The response must consist of the lines from the one holding "Output a JSON" through the final line of the entries, given again exactly and without any pictures.

Excerpted records:
_____

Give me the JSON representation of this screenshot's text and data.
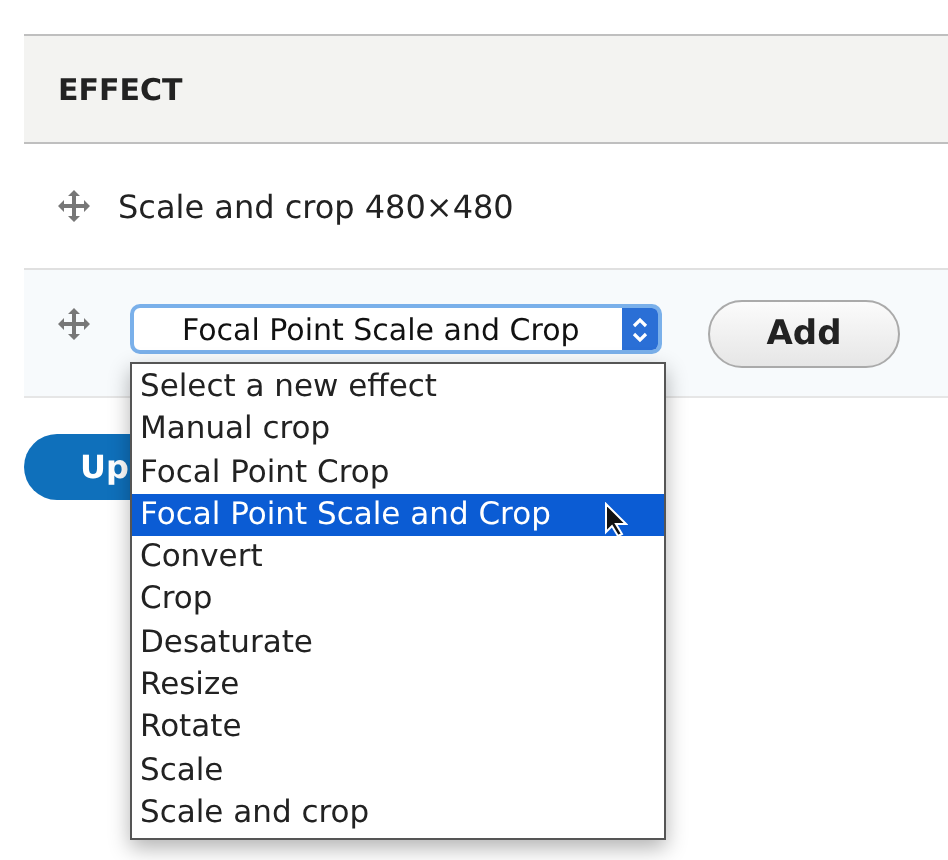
{
  "table": {
    "header": "EFFECT",
    "rows": [
      {
        "label": "Scale and crop 480×480"
      }
    ]
  },
  "new_effect": {
    "select_value": "Focal Point Scale and Crop",
    "add_button": "Add"
  },
  "dropdown": {
    "options": [
      {
        "label": "Select a new effect",
        "selected": false
      },
      {
        "label": "Manual crop",
        "selected": false
      },
      {
        "label": "Focal Point Crop",
        "selected": false
      },
      {
        "label": "Focal Point Scale and Crop",
        "selected": true
      },
      {
        "label": "Convert",
        "selected": false
      },
      {
        "label": "Crop",
        "selected": false
      },
      {
        "label": "Desaturate",
        "selected": false
      },
      {
        "label": "Resize",
        "selected": false
      },
      {
        "label": "Rotate",
        "selected": false
      },
      {
        "label": "Scale",
        "selected": false
      },
      {
        "label": "Scale and crop",
        "selected": false
      }
    ]
  },
  "update_button": {
    "label": "Up"
  }
}
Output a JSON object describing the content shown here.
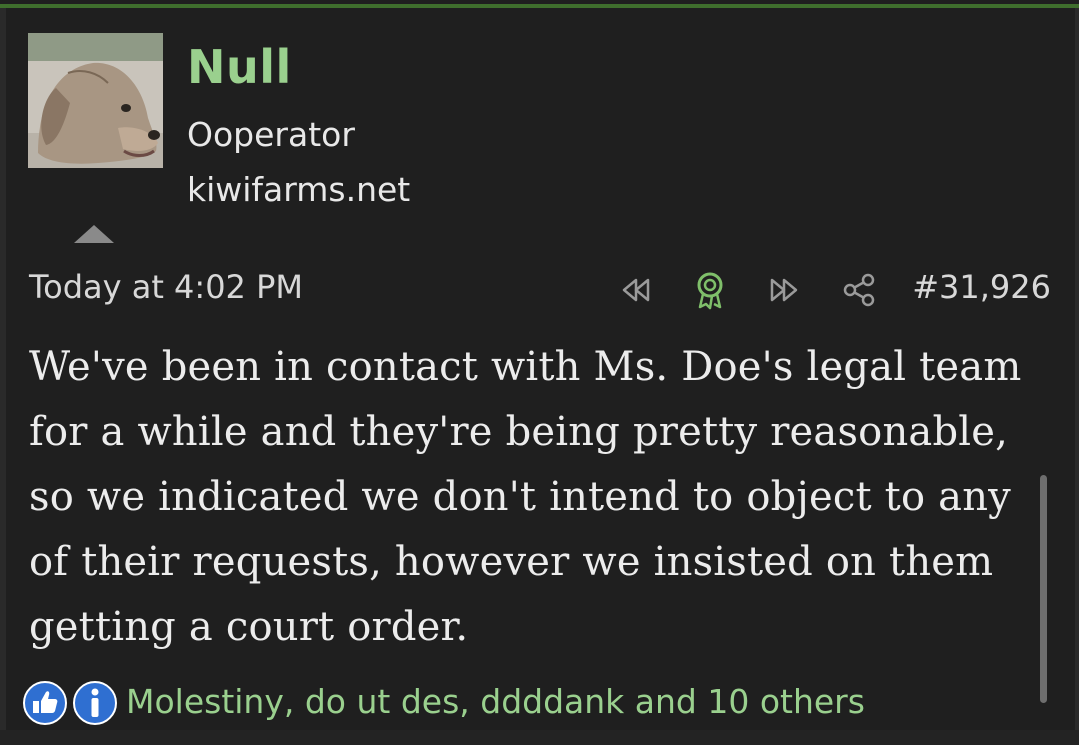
{
  "post": {
    "author": {
      "name": "Null",
      "title": "Ooperator",
      "extra": "kiwifarms.net"
    },
    "date": "Today at 4:02 PM",
    "number": "#31,926",
    "body": "We've been in contact with Ms. Doe's legal team for a while and they're being pretty reasonable, so we indicated we don't intend to object to any of their requests, however we insisted on them getting a court order.",
    "reactions": {
      "users_text": "Molestiny, do ut des, ddddank and 10 others",
      "icons": [
        "thumbs-up-icon",
        "info-icon"
      ]
    },
    "actions": [
      "previous-icon",
      "award-icon",
      "next-icon",
      "share-icon"
    ]
  },
  "colors": {
    "accent_green": "#9ad08e",
    "top_bar": "#3f6e2d",
    "background": "#1f1f1f",
    "text": "#ececec",
    "reaction_blue": "#2f6fd1"
  }
}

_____

Finished exercise:
Output a JSON object describing the content shown here.
{
  "post": {
    "author": {
      "name": "Null",
      "title": "Ooperator",
      "extra": "kiwifarms.net"
    },
    "date": "Today at 4:02 PM",
    "number": "#31,926",
    "body": "We've been in contact with Ms. Doe's legal team for a while and they're being pretty reasonable, so we indicated we don't intend to object to any of their requests, however we insisted on them getting a court order.",
    "reactions": {
      "users_text": "Molestiny, do ut des, ddddank and 10 others",
      "icons": [
        "thumbs-up-icon",
        "info-icon"
      ]
    },
    "actions": [
      "previous-icon",
      "award-icon",
      "next-icon",
      "share-icon"
    ]
  },
  "colors": {
    "accent_green": "#9ad08e",
    "top_bar": "#3f6e2d",
    "background": "#1f1f1f",
    "text": "#ececec",
    "reaction_blue": "#2f6fd1"
  }
}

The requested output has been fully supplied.